It would be beneficial for the government to assist with educating users on the nature of digital currencies. In the case of security, as the main example, many users trust digital currency as they might a bank account, while the reality is significantly closer to conventional cash. Those who would not consider keeping significant sums in their home or even on their person may well keep significant amounts of digital currencies on personal computers or mobile devices without understanding the risks in doing so.

Price instability is an artefact of speculation and limited adoption, and the market can be expected to address this itself in time.

8. One of the ways in which the government could take action to protect users is to regulate. Should the government regulate digital currencies to protect users? If so, should it create a bespoke regime, or regulate through an existing national, European or international regime? For each option: what are the advantages and disadvantages? What are possible unintended consequences (for instance, creating a barrier to entry due to compliance costs)? What other means could the government use to mitigate user detriment apart from regulation?

Regulation is unlikely to be an effective tool in this case, with education remaining a preferred option. Where absolutely required, regulation should be clear and concise, and if possible make use of the natural audit trails generated as an intrinsic component of most digital currencies.

9. What are the crime risks associated with digital currencies? How significant are these risks? How do these risks vary according to different digital currencies?

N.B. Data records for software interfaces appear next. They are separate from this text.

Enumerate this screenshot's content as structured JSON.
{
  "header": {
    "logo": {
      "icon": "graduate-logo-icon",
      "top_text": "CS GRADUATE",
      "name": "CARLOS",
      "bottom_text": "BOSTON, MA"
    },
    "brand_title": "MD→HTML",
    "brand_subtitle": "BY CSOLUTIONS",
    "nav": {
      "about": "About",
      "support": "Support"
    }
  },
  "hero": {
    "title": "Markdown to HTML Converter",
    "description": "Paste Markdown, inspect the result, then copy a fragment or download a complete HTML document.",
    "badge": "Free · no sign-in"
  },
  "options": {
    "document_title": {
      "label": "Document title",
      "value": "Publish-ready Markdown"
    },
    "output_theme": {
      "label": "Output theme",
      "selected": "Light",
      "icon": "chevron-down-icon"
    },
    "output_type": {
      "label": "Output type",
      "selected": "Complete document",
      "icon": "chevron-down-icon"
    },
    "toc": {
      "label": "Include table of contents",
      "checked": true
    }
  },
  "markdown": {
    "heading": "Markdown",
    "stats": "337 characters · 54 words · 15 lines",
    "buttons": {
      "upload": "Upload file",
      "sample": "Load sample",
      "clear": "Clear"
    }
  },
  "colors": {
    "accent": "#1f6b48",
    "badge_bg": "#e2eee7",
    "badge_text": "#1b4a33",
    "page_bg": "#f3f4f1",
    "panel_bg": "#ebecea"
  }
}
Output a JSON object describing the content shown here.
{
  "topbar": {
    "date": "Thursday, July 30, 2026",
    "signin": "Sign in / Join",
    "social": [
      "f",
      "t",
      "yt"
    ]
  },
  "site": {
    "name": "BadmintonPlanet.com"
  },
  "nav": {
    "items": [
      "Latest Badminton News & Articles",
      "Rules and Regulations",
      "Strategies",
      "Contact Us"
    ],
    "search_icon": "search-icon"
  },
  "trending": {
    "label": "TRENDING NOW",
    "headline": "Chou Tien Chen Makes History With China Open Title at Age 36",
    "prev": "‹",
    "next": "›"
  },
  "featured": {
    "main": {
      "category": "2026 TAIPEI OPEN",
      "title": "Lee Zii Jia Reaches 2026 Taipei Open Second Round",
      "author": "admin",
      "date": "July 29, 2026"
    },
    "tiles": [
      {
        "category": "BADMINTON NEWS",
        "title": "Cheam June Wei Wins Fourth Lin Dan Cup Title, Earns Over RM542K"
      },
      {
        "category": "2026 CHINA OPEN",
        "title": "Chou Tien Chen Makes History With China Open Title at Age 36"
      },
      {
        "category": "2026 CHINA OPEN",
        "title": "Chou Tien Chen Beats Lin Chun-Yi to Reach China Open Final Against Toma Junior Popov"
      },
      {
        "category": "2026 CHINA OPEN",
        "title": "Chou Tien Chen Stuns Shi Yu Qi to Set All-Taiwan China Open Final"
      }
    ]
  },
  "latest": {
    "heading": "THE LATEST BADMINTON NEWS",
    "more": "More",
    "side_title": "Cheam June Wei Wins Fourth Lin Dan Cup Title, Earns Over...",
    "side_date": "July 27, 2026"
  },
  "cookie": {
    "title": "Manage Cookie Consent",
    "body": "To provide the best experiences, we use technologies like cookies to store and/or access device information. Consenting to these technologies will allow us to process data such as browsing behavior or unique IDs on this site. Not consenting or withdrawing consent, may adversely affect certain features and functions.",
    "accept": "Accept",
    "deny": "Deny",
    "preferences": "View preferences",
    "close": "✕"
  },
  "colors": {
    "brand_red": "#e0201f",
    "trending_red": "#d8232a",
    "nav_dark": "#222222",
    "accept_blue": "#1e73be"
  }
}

The ease with which digital currencies enable money to be moved, and the challenges in tracing such payments, make it a natural target for scammers.

10. Should the government intervene to address these risks, or maintain the status quo? What are the outcomes of taking no action?

As suggested elsewhere, consumer education is likely to be the most effective tool available to the government, with the secondary benefit of probably being one of the cheapest.

11. If the government were to take action to address the risks of financial crime, should it introduce regulation, or use other powers? If the government were to introduce regulation, should it create a bespoke regime, or regulate through an existing national, European or international regime? For each option: what are the advantages and disadvantages? What are possible unintended consequences (for instance, creating a barrier to entry due to compliance costs)? What has been the impact of FinCEN’s decision in the USA on digital currencies?

FinCEN’s regulatory environment is particularly challenging due to the nature of the legislation across the various states, and that there is no simple conformance to all of these requirements. Within the scope of the UK only, this is unlikely to be a concern, however working with other EU governments to provide as few distinct regulatory environments as possible would ensure streamlining of compliance.

12. What difficulties could occur with digital currencies and financial sanctions?

Risks and challenges posed by digital currencies are substantially similar to those from conventional cash. The lack of physical medium does however present complications, conversely the permanent public audit trail provides opportunities for enabling enforcement.

13. What risks do digital currencies pose to monetary and financial stability? How significant are these risks?

In a scenario where mass adoption of digital currencies occurs, it could impact the ability for countries to manage their own currency. Given that currently use of digital currencies in in-person transactions is difficult, slow and provides little to no benefit compared to conventional cash, this is not considered a likely outcome.


I’m expecting to finish discussions of these responses early next week, and will then submit them on behalf of Dogecoin.

Hope you’re all having a good weekend.

Ross